Massacre victims’ families demand justice in Indonesia

The Jakarta Post carried a story on 14 September saying that human rights activists and families of victims of the 1984 Tanjung Priok massacre have criticized Indonesian President Joko “Jokowi” Widodo’s failure to fulfill his campaign promises to resolve past gross human rights violations. Relatives of the victims said the government should support the recovery of the victims and that the attorney general should be instructed to investigate past gross human rights incidents or cases that have previously been investigated by the National Commission on Human Rights (Komnas).  The Tanjung Priok massacre happened on 12 September 1984, when members of the military opened fire at people protesting against a New Order policy in the North Jakarta neighborhood. According to official reports from Komnas, 24 people lost their lives while 55 suffered major injuries. In an ad hoc human rights trial at the Central Jakarta District Court in 2004, Maj. Gen. Rudolph Adolph Butar-butar and Capt. Sutrisno Mascung were sentenced to 10 and three years in prison, respectively, and others also received sentences. However, all convicts were released a little over a year later.
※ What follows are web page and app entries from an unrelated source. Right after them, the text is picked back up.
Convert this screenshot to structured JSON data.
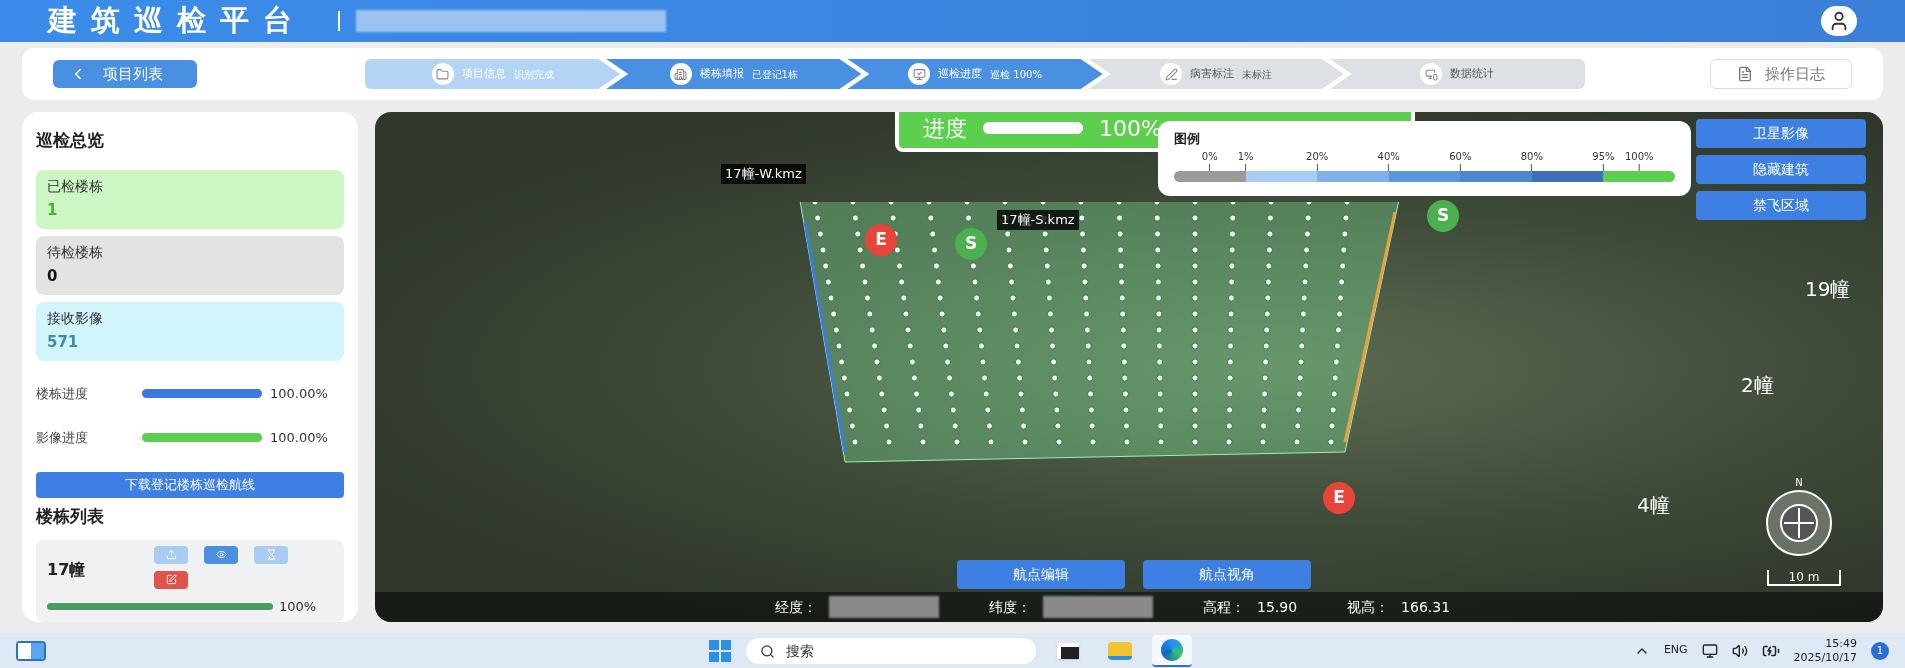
{
  "header": {
    "title": "建筑巡检平台"
  },
  "toolbar": {
    "back_button": "项目列表",
    "log_button": "操作日志",
    "steps": [
      {
        "label": "项目信息",
        "note": "识别完成",
        "kind": "done"
      },
      {
        "label": "楼栋填报",
        "note": "已登记1栋",
        "kind": "active"
      },
      {
        "label": "巡检进度",
        "note": "巡检 100%",
        "kind": "active"
      },
      {
        "label": "病害标注",
        "note": "未标注",
        "kind": "todo"
      },
      {
        "label": "数据统计",
        "kind": "todo"
      }
    ]
  },
  "overview": {
    "title": "巡检总览",
    "stats": [
      {
        "label": "已检楼栋",
        "value": "1",
        "kind": "done"
      },
      {
        "label": "待检楼栋",
        "value": "0",
        "kind": "pending"
      },
      {
        "label": "接收影像",
        "value": "571",
        "kind": "images"
      }
    ],
    "progress": [
      {
        "label": "楼栋进度",
        "level": 1,
        "reading": "100.00%",
        "color": "#3b7be0"
      },
      {
        "label": "影像进度",
        "level": 1,
        "reading": "100.00%",
        "color": "#5ccf4f"
      }
    ],
    "download_button": "下载登记楼栋巡检航线"
  },
  "building_list": {
    "title": "楼栋列表",
    "items": [
      {
        "name": "17幢",
        "level": 1,
        "reading": "100%",
        "actions": [
          {
            "kind": "upload",
            "disabled": true
          },
          {
            "kind": "view",
            "disabled": false
          },
          {
            "kind": "hourglass",
            "disabled": true
          },
          {
            "kind": "edit",
            "disabled": false
          }
        ]
      }
    ]
  },
  "map": {
    "progress_card": {
      "label": "进度",
      "level": 1,
      "reading": "100%"
    },
    "legend": {
      "title": "图例",
      "ticks": [
        "0%",
        "1%",
        "20%",
        "40%",
        "60%",
        "80%",
        "95%",
        "100%"
      ],
      "segments": [
        {
          "color": "#9a9a9a"
        },
        {
          "color": "#a8cdf5"
        },
        {
          "color": "#7fb0ea"
        },
        {
          "color": "#5d95dc"
        },
        {
          "color": "#4f86d0"
        },
        {
          "color": "#3f6fba"
        },
        {
          "color": "#5ccf4f"
        }
      ]
    },
    "layer_buttons": [
      "卫星影像",
      "隐藏建筑",
      "禁飞区域"
    ],
    "route_labels": [
      "17幢-W.kmz",
      "17幢-S.kmz"
    ],
    "markers": [
      {
        "label": "E",
        "kind": "end"
      },
      {
        "label": "S",
        "kind": "start"
      },
      {
        "label": "S",
        "kind": "start"
      },
      {
        "label": "E",
        "kind": "end"
      }
    ],
    "building_labels": [
      "19幢",
      "2幢",
      "4幢"
    ],
    "action_buttons": [
      "航点编辑",
      "航点视角"
    ],
    "compass": "N",
    "scale": "10 m",
    "coords": [
      {
        "label": "经度：",
        "kind": "blurred"
      },
      {
        "label": "纬度：",
        "kind": "blurred"
      },
      {
        "label": "高程：",
        "kind": "text",
        "value": "15.90"
      },
      {
        "label": "视高：",
        "kind": "text",
        "value": "166.31"
      }
    ]
  },
  "taskbar": {
    "placeholder": "搜索",
    "apps": [
      {
        "kind": "taskview",
        "selected": false
      },
      {
        "kind": "files",
        "selected": false
      },
      {
        "kind": "browser",
        "selected": true
      }
    ],
    "language": "ENG",
    "time": "15:49",
    "date": "2025/10/17",
    "notifications": "1"
  }
}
Families said they were disappointed because during the presidential campaign last year, Jokowi had specifically mentioned the Tanjung Priok incident in his mission statement as one of the past human rights abuse cases he would seek to resolve if elected. http://bit.ly/1URwUN1

Items in Daily World News Digest are summaries of published reports relevant to the issue of missing persons, compiled by ICMP staff.  These items do not necessarily reflect the position of ICMP.